“After all these years of not loving you,
you’ve become the man I build
every poem from, your naked shape
the clay I mold to place at the base of a tree
or in the soft folds of a morning bedroom.
I make your hands into fruit and set them
in bowls, your feet flower from the ends
of frayed pants. In my poems I’m unable
to mend them. Sometimes you walk, usually
you don’t speak. I can’t seem to give you the words
though all I want is to hear your voice.
What I’m afraid to write is what I dream
at night, when you seem to come to me of your own desire.
And I’m ashamed to want you still, inside me
now as you were then, though you’ve been
dead these three months, the shrapnel
strung through your lungs like ribbon,
dust filling the reddest caverns of your flesh.
I was the last to be told. And yours
is the only body that visits me now:
your sweat-laden skin, the light it makes
for itself, as if in that darkened room
you had gathered every burning object
to you and you alone shone.”

This provides a good example of the fine quality of writing in this publication; writing that makes the reader reflect on the ideas presented and leads them to ponder new ideas. Though the work is on different subjects, all the pieces in this publication seem to share common topics like battling human emotion, regret, feelings of pain, loss, and reflection. The work is so accessible to readers that anyone could understand the work in “Nimrod,” but different levels of readers can take away different meanings.

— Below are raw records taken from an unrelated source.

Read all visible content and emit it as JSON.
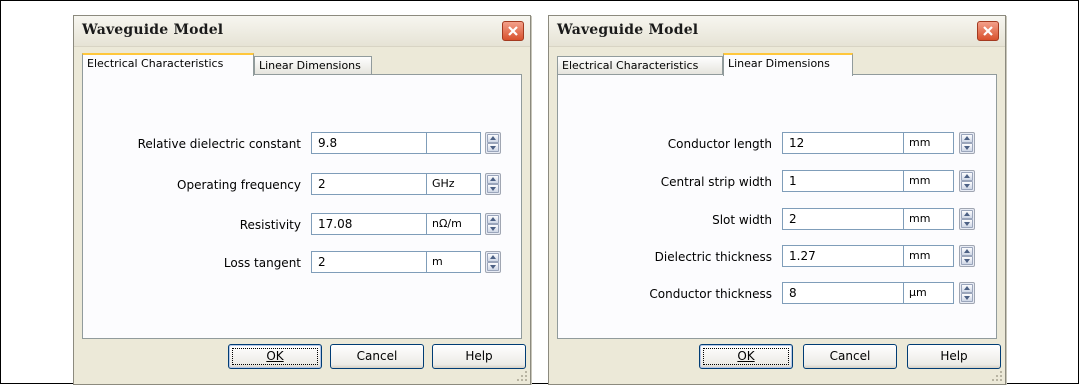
{
  "left_dialog": {
    "title": "Waveguide Model",
    "tabs": [
      {
        "label": "Electrical Characteristics",
        "active": true
      },
      {
        "label": "Linear Dimensions",
        "active": false
      }
    ],
    "fields": [
      {
        "label": "Relative dielectric constant",
        "value": "9.8",
        "unit": ""
      },
      {
        "label": "Operating frequency",
        "value": "2",
        "unit": "GHz"
      },
      {
        "label": "Resistivity",
        "value": "17.08",
        "unit": "nΩ/m"
      },
      {
        "label": "Loss tangent",
        "value": "2",
        "unit": "m"
      }
    ],
    "buttons": {
      "ok": "OK",
      "cancel": "Cancel",
      "help": "Help"
    }
  },
  "right_dialog": {
    "title": "Waveguide Model",
    "tabs": [
      {
        "label": "Electrical Characteristics",
        "active": false
      },
      {
        "label": "Linear Dimensions",
        "active": true
      }
    ],
    "fields": [
      {
        "label": "Conductor length",
        "value": "12",
        "unit": "mm"
      },
      {
        "label": "Central strip width",
        "value": "1",
        "unit": "mm"
      },
      {
        "label": "Slot width",
        "value": "2",
        "unit": "mm"
      },
      {
        "label": "Dielectric thickness",
        "value": "1.27",
        "unit": "mm"
      },
      {
        "label": "Conductor thickness",
        "value": "8",
        "unit": "µm"
      }
    ],
    "buttons": {
      "ok": "OK",
      "cancel": "Cancel",
      "help": "Help"
    }
  },
  "colors": {
    "dialog_bg": "#ece9d8",
    "active_tab_highlight": "#ffc73c",
    "close_button": "#d8512d",
    "input_border": "#7f9db9"
  },
  "icons": {
    "close": "close-icon",
    "spinner": "spinner-icon",
    "resize_grip": "resize-grip-icon"
  }
}
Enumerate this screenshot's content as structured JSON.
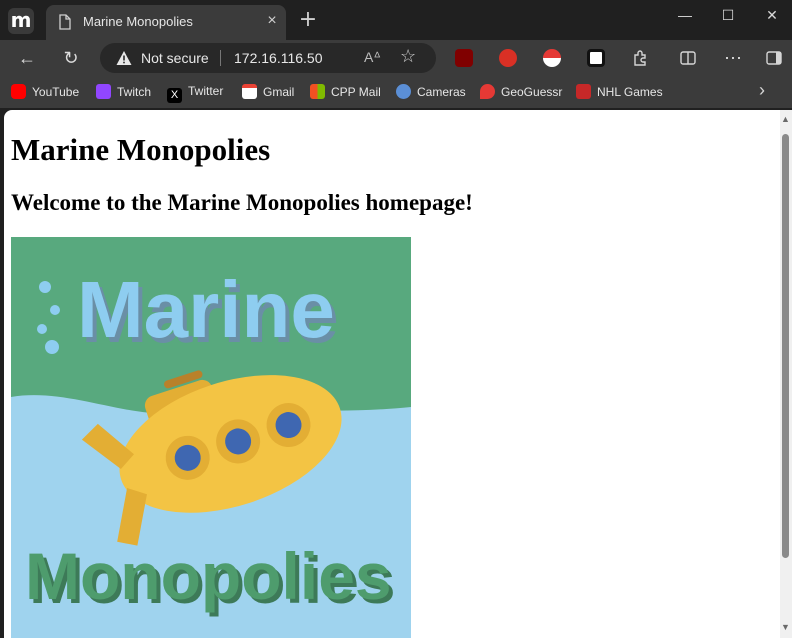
{
  "tab": {
    "title": "Marine Monopolies",
    "close_icon": "×"
  },
  "window": {
    "minimize": "—",
    "maximize": "☐",
    "close": "✕",
    "new_tab": "+"
  },
  "address_bar": {
    "security_label": "Not secure",
    "url": "172.16.116.50"
  },
  "toolbar": {
    "back": "←",
    "refresh": "↻",
    "read_aloud": "A͏ᐞ",
    "favorite": "☆",
    "more": "⋯"
  },
  "bookmarks": [
    {
      "label": "YouTube",
      "color": "#ff0000"
    },
    {
      "label": "Twitch",
      "color": "#9146ff"
    },
    {
      "label": "Twitter",
      "color": "#000000"
    },
    {
      "label": "Gmail",
      "color": "#ea4335"
    },
    {
      "label": "CPP Mail",
      "color": "#0078d4"
    },
    {
      "label": "Cameras",
      "color": "#5b8fd6"
    },
    {
      "label": "GeoGuessr",
      "color": "#e53935"
    },
    {
      "label": "NHL Games",
      "color": "#c62828"
    }
  ],
  "page": {
    "heading": "Marine Monopolies",
    "subheading": "Welcome to the Marine Monopolies homepage!",
    "logo_text_top": "Marine",
    "logo_text_bottom": "Monopolies"
  },
  "colors": {
    "logo_green": "#58a97e",
    "logo_water": "#9fd3ee",
    "logo_letters_blue": "#8ecdf0",
    "logo_letters_green": "#4e9c6d",
    "submarine": "#f3c444",
    "porthole": "#3f67b1"
  }
}
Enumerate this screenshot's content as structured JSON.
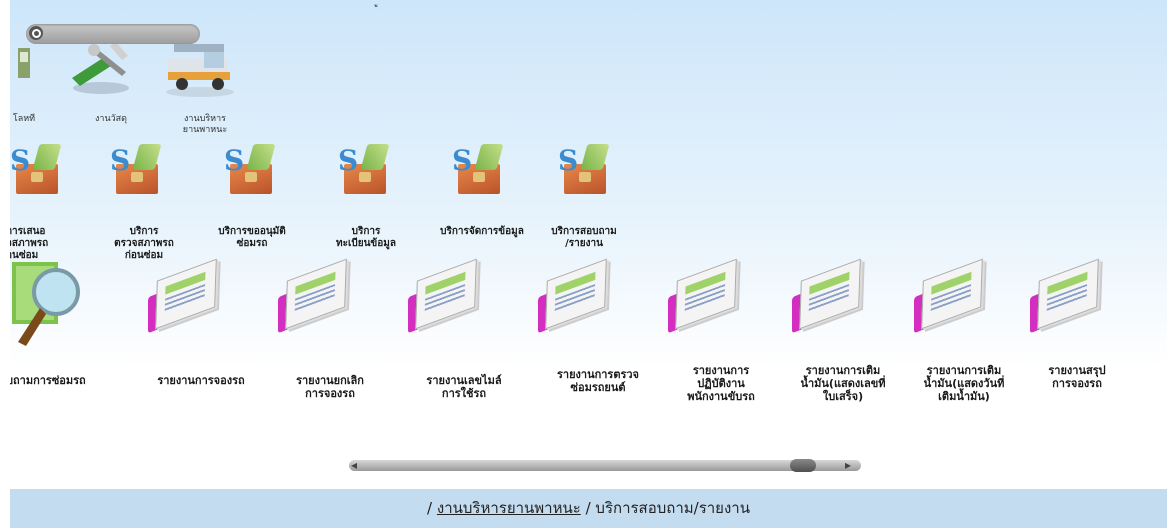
{
  "top_glyph": "ู",
  "top_apps": [
    {
      "label": "โลหที",
      "icon": "truncated-app-icon"
    },
    {
      "label": "งานวัสดุ",
      "icon": "tools-icon"
    },
    {
      "label": "งานบริหาร\nยานพาหนะ",
      "icon": "truck-icon"
    }
  ],
  "services": [
    {
      "label": "การเสนอ\nจสภาพรถ\nอนซ่อม"
    },
    {
      "label": "บริการ\nตรวจสภาพรถ\nก่อนซ่อม"
    },
    {
      "label": "บริการขออนุมัติ\nซ่อมรถ"
    },
    {
      "label": "บริการ\nทะเบียนข้อมูล"
    },
    {
      "label": "บริการจัดการข้อมูล"
    },
    {
      "label": "บริการสอบถาม\n/รายงาน"
    }
  ],
  "reports": [
    {
      "label": "บถามการซ่อมรถ"
    },
    {
      "label": "รายงานการจองรถ"
    },
    {
      "label": "รายงานยกเลิก\nการจองรถ"
    },
    {
      "label": "รายงานเลขไมล์\nการใช้รถ"
    },
    {
      "label": "รายงานการตรวจ\nซ่อมรถยนต์"
    },
    {
      "label": "รายงานการ\nปฏิบัติงาน\nพนักงานขับรถ"
    },
    {
      "label": "รายงานการเติม\nน้ำมัน(แสดงเลขที่\nใบเสร็จ)"
    },
    {
      "label": "รายงานการเติม\nน้ำมัน(แสดงวันที่\nเติมน้ำมัน)"
    },
    {
      "label": "รายงานสรุป\nการจองรถ"
    }
  ],
  "breadcrumb": {
    "sep1": "/",
    "link": "งานบริหารยานพาหนะ",
    "sep2": "/",
    "current": "บริการสอบถาม/รายงาน"
  },
  "scrollbar": {
    "position": 0.94
  }
}
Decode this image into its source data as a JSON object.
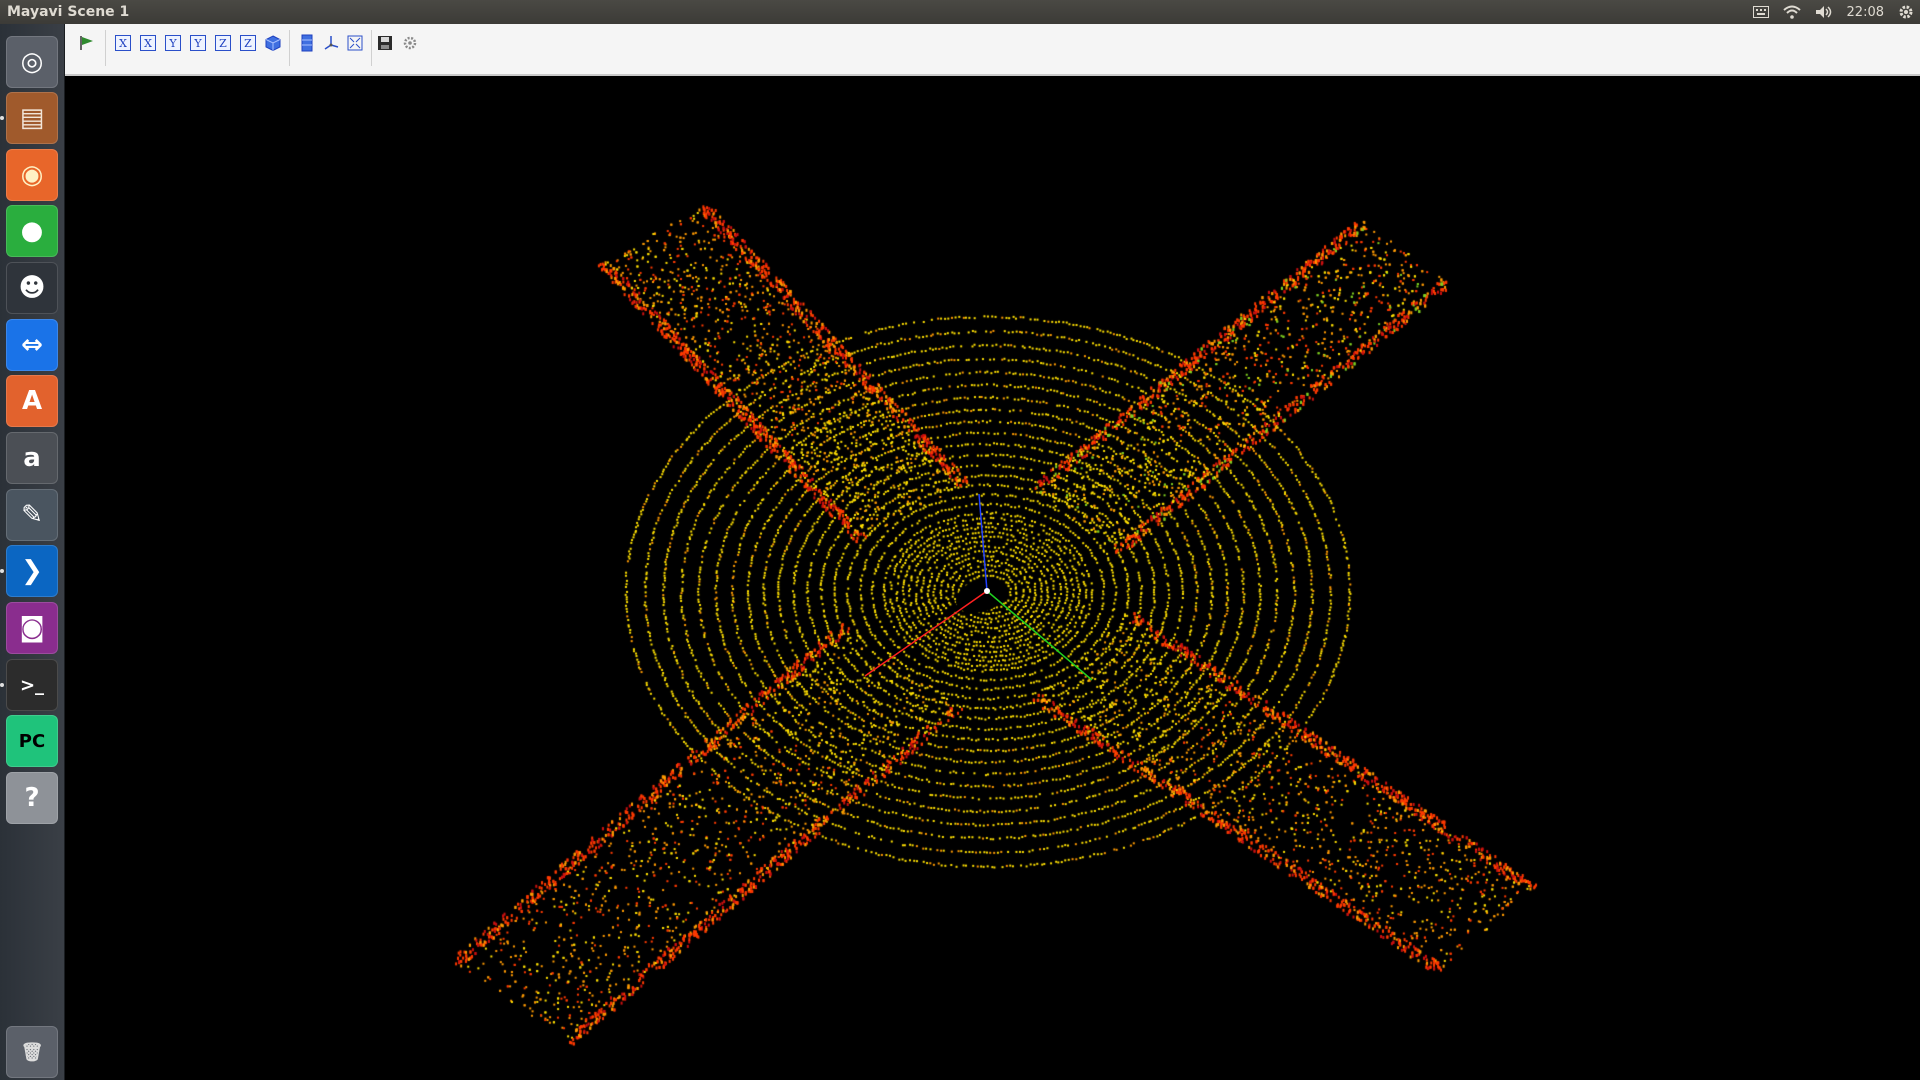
{
  "window": {
    "title": "Mayavi Scene 1"
  },
  "panel": {
    "clock": "22:08",
    "indicators": [
      "keyboard-icon",
      "wifi-icon",
      "volume-icon",
      "settings-gear-icon"
    ]
  },
  "launcher": {
    "items": [
      {
        "name": "dash-home-icon",
        "bg": "#5b6069",
        "glyph": "◎",
        "color": "#ffffff"
      },
      {
        "name": "files-icon",
        "bg": "#a05a2c",
        "glyph": "▤",
        "color": "#f2e6d9"
      },
      {
        "name": "firefox-icon",
        "bg": "#e8662a",
        "glyph": "◉",
        "color": "#fff1c4"
      },
      {
        "name": "wechat-icon",
        "bg": "#2aae3e",
        "glyph": "●",
        "color": "#ffffff"
      },
      {
        "name": "qq-icon",
        "bg": "#2f343b",
        "glyph": "☻",
        "color": "#ffffff"
      },
      {
        "name": "teamviewer-icon",
        "bg": "#1a73e8",
        "glyph": "⇔",
        "color": "#ffffff"
      },
      {
        "name": "software-center-icon",
        "bg": "#e2622d",
        "glyph": "A",
        "color": "#ffffff"
      },
      {
        "name": "amazon-icon",
        "bg": "#4b4f55",
        "glyph": "a",
        "color": "#ffffff"
      },
      {
        "name": "system-settings-icon",
        "bg": "#4a5560",
        "glyph": "✎",
        "color": "#ffffff"
      },
      {
        "name": "vscode-icon",
        "bg": "#0b66c2",
        "glyph": "❯",
        "color": "#ffffff"
      },
      {
        "name": "cheese-camera-icon",
        "bg": "#8a2d8e",
        "glyph": "◙",
        "color": "#ffffff"
      },
      {
        "name": "terminal-icon",
        "bg": "#2c2c2c",
        "glyph": ">_",
        "color": "#ffffff"
      },
      {
        "name": "pycharm-icon",
        "bg": "#1fc37b",
        "glyph": "PC",
        "color": "#000000"
      },
      {
        "name": "help-icon",
        "bg": "#8e9298",
        "glyph": "?",
        "color": "#ffffff"
      },
      {
        "name": "trash-icon",
        "bg": "#5b6069",
        "glyph": "🗑",
        "color": "#dddddd"
      }
    ]
  },
  "toolbar": {
    "buttons": [
      {
        "name": "pipeline-icon",
        "label": ""
      },
      {
        "name": "view-x-minus-button",
        "label": "X"
      },
      {
        "name": "view-x-plus-button",
        "label": "X"
      },
      {
        "name": "view-y-minus-button",
        "label": "Y"
      },
      {
        "name": "view-y-plus-button",
        "label": "Y"
      },
      {
        "name": "view-z-minus-button",
        "label": "Z"
      },
      {
        "name": "view-z-plus-button",
        "label": "Z"
      },
      {
        "name": "isometric-view-button",
        "label": ""
      },
      {
        "name": "parallel-projection-button",
        "label": ""
      },
      {
        "name": "toggle-axes-button",
        "label": ""
      },
      {
        "name": "full-screen-button",
        "label": ""
      },
      {
        "name": "save-scene-button",
        "label": ""
      },
      {
        "name": "configure-scene-button",
        "label": ""
      }
    ]
  },
  "scene": {
    "background": "#000000",
    "axes": {
      "x_color": "#ff2020",
      "y_color": "#20d020",
      "z_color": "#2040ff"
    },
    "colormap": [
      "#ffe000",
      "#ff9a00",
      "#ff3a00",
      "#cc1010",
      "#7fd020"
    ]
  }
}
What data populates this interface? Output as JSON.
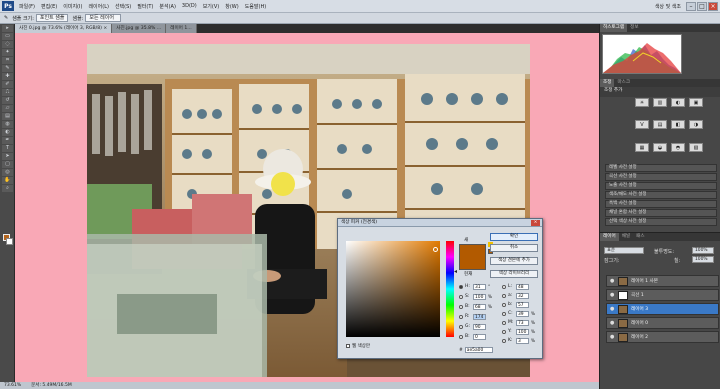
{
  "menubar": {
    "logo": "Ps",
    "items": [
      "파일(F)",
      "편집(E)",
      "이미지(I)",
      "레이어(L)",
      "선택(S)",
      "필터(T)",
      "분석(A)",
      "3D(D)",
      "보기(V)",
      "창(W)",
      "도움말(H)"
    ],
    "workspace": "색상 및 색조"
  },
  "options": {
    "tool_label": "샘플 크기:",
    "tool_value": "포인트 샘플",
    "sample_label": "샘플:",
    "sample_value": "모든 레이어"
  },
  "doc": {
    "tabs": [
      "사진 0.jpg @ 73.6% (레이어 3, RGB/8) ×",
      "사진.jpg @ 35.8% ...",
      "레이어 1..."
    ],
    "zoom": "73.61%",
    "docsize": "문서: 5.49M/16.5M"
  },
  "right": {
    "hist_tabs": [
      "히스토그램",
      "정보"
    ],
    "adj_tabs": [
      "조정",
      "마스크"
    ],
    "adj_label": "조정 추가",
    "adj_icons": [
      "☀",
      "▥",
      "◐",
      "▣",
      "V",
      "▤",
      "◧",
      "◑",
      "▦",
      "◒",
      "◓",
      "▧"
    ],
    "presets": [
      "레벨 사전 설정",
      "곡선 사전 설정",
      "노출 사전 설정",
      "색조/채도 사전 설정",
      "흑백 사전 설정",
      "채널 혼합 사전 설정",
      "선택 색상 사전 설정"
    ],
    "layers_tabs": [
      "레이어",
      "채널",
      "패스"
    ],
    "blend": "표준",
    "opacity_label": "불투명도:",
    "opacity": "100%",
    "lock_label": "잠그기:",
    "fill_label": "칠:",
    "fill": "100%",
    "layers": [
      {
        "name": "레이어 1 사본",
        "selected": false,
        "white": false
      },
      {
        "name": "곡선 1",
        "selected": false,
        "white": true
      },
      {
        "name": "레이어 3",
        "selected": true,
        "white": false
      },
      {
        "name": "레이어 0",
        "selected": false,
        "white": false
      },
      {
        "name": "레이어 2",
        "selected": false,
        "white": false
      }
    ]
  },
  "picker": {
    "title": "색상 피커 (전경색)",
    "ok": "확인",
    "cancel": "취소",
    "add_swatch": "색상 견본에 추가",
    "libraries": "색상 라이브러리",
    "new_label": "새",
    "current_label": "현재",
    "color": "#b25a00",
    "fields_left": [
      {
        "lab": "H:",
        "val": "31",
        "unit": "°",
        "on": true
      },
      {
        "lab": "S:",
        "val": "100",
        "unit": "%",
        "on": false
      },
      {
        "lab": "B:",
        "val": "68",
        "unit": "%",
        "on": false
      },
      {
        "lab": "R:",
        "val": "174",
        "unit": "",
        "on": false,
        "hl": true
      },
      {
        "lab": "G:",
        "val": "90",
        "unit": "",
        "on": false
      },
      {
        "lab": "B:",
        "val": "0",
        "unit": "",
        "on": false
      }
    ],
    "fields_right": [
      {
        "lab": "L:",
        "val": "48",
        "unit": ""
      },
      {
        "lab": "a:",
        "val": "32",
        "unit": ""
      },
      {
        "lab": "b:",
        "val": "57",
        "unit": ""
      },
      {
        "lab": "C:",
        "val": "39",
        "unit": "%"
      },
      {
        "lab": "M:",
        "val": "73",
        "unit": "%"
      },
      {
        "lab": "Y:",
        "val": "100",
        "unit": "%"
      },
      {
        "lab": "K:",
        "val": "3",
        "unit": "%"
      }
    ],
    "hex": "ae5a00",
    "web_only": "웹 색상만"
  }
}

The submissions process for “Nimrod” is very specific. Writers are encouraged to read sample issues before submitting and meet strict word counts on their submissions. Writers cannot expect to receive payment, though “Nimrod” sponsors a contest in which the competitions sound fierce! The Nimrod/ Hardman Awards are presented every spring where the First place includes $2,000 and publication in the Spring Issue and Second Place includes $1,000 and publication.

“Nimrod” seems to appeal to a wide variety of people. Though the publication originated at a University, the content of the work does not come from or reflect the ideas of college students. The writing is very mature and would appeal to an adult readership. Readers can subscribe to “Nimrod” or view samples of the work at Also, readers can order audio cassettes of excerpts of the work in the publication, though I am not sure who this would target since audio cassettes are outdated.

The work in “Nimrod” appealed to me and seemed like work that would fit in Prism Review. It was all such thought-provoking work featuring such interesting ideas that reading the publication felt like delving into a great novel. And the work is from a variety of writers from all over the world, which leads to the inclusion many ideas from other countries. This publication is a fine example for what a literary journal could strive to be.


Temporary Home

This blogsite is our temporary home while our website undergoes an extreme makeover of epic proportions (shifted septums, pacemakers, calf implants, dialysis, a fancy wig, contacts -- the works).

This was our old home, and while it is a bit dated, it's a good source of info regarding recent issues and the history of Prism Review.

Updates will follow regarding our new home. ETA summer 2009.